Sheffield Council said it had held talks with heritage campaigners following concerns voiced in response to the authority’s planned review of the city’s 38 conservation areas.
According to the council, the review intends to ensure that Sheffield’s conservation areas “remain fit for purpose” to deliver on their original objectives and not acting as a brake on development, but the Victorian Society said the review is “deeply concerning”, saying it believed the council had already damaged the historic character of the city through a series of planning decisions in recent years.
The council insisted it wanted to find the right way to “move forward” for the good of the city.
Tom Taylor, conservation adviser for the Victorian Society, which is represented at meetings of the council’s Joined Up Heritage group, said: “The Society recognise the need for regeneration and economic development but strongly believe this can be secured without damaging the precious and finite historic environment.”
The society is critical of a planned 33 storey-block in the city’s proposed Castlegate conservation area next to the River Don, and the council’s recent decision to demolish the city’s coroner’s court building, built in 1913 by architect F.E.P Edwards. Castlegate is the oldest part of the city and is being revamped with £786,000 funding from the council.
The proposed boundary of the Castlegate conservation area goes around the court building intentionally, according to Mr Taylor, who added: “Conservation areas are ultimately designated to shield the unique architectural and historic fabric of a place from threats such as demolition and needless alteration.
“This new revelation (the council’s review) exhibits a blatant disregard for preserving what remains of the city’s rich history.”
The council’s disregard for conservation areas can be seen by the “plethora” of tower schemes in or next to conservation areas that have been approved in the last decade, Mr Taylor said.
Coun Mazher Iqbal, the council’s cabinet member for business and investment, met Joined Up Heritage on Monday to discuss the concerns. He said he was also holding discussions with council officers about “how the city’s conservation areas can move forward and reflect the increasing amount of attention that Castlegate, and other parts of the city, are getting”.

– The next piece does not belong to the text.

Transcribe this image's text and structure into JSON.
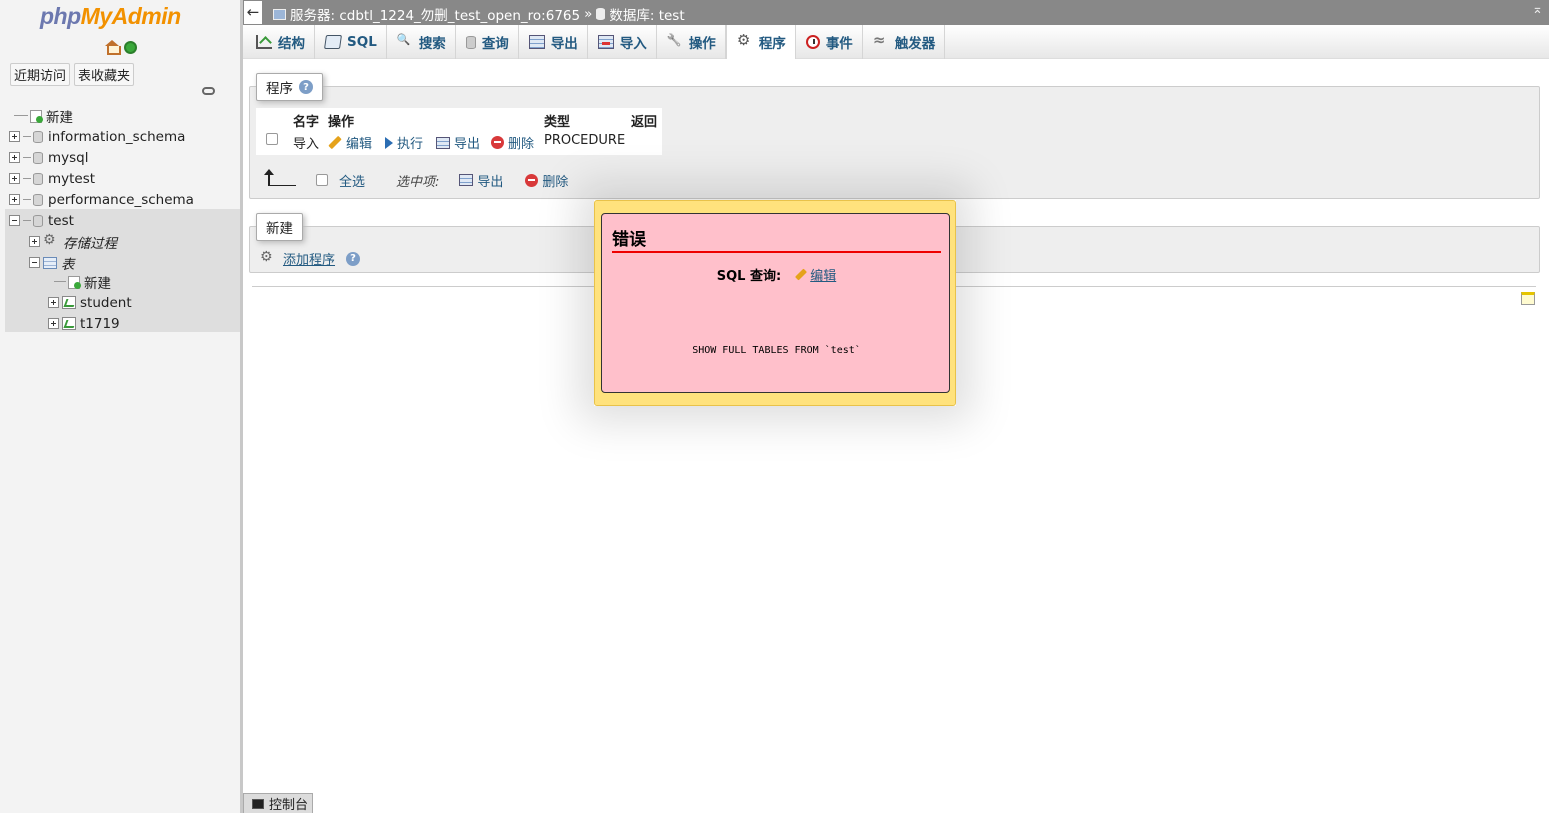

He said it was “brilliant” that developers were interested in the Castlegate area and that the Council’s planning team will work closely with them “to ensure this progress continues”.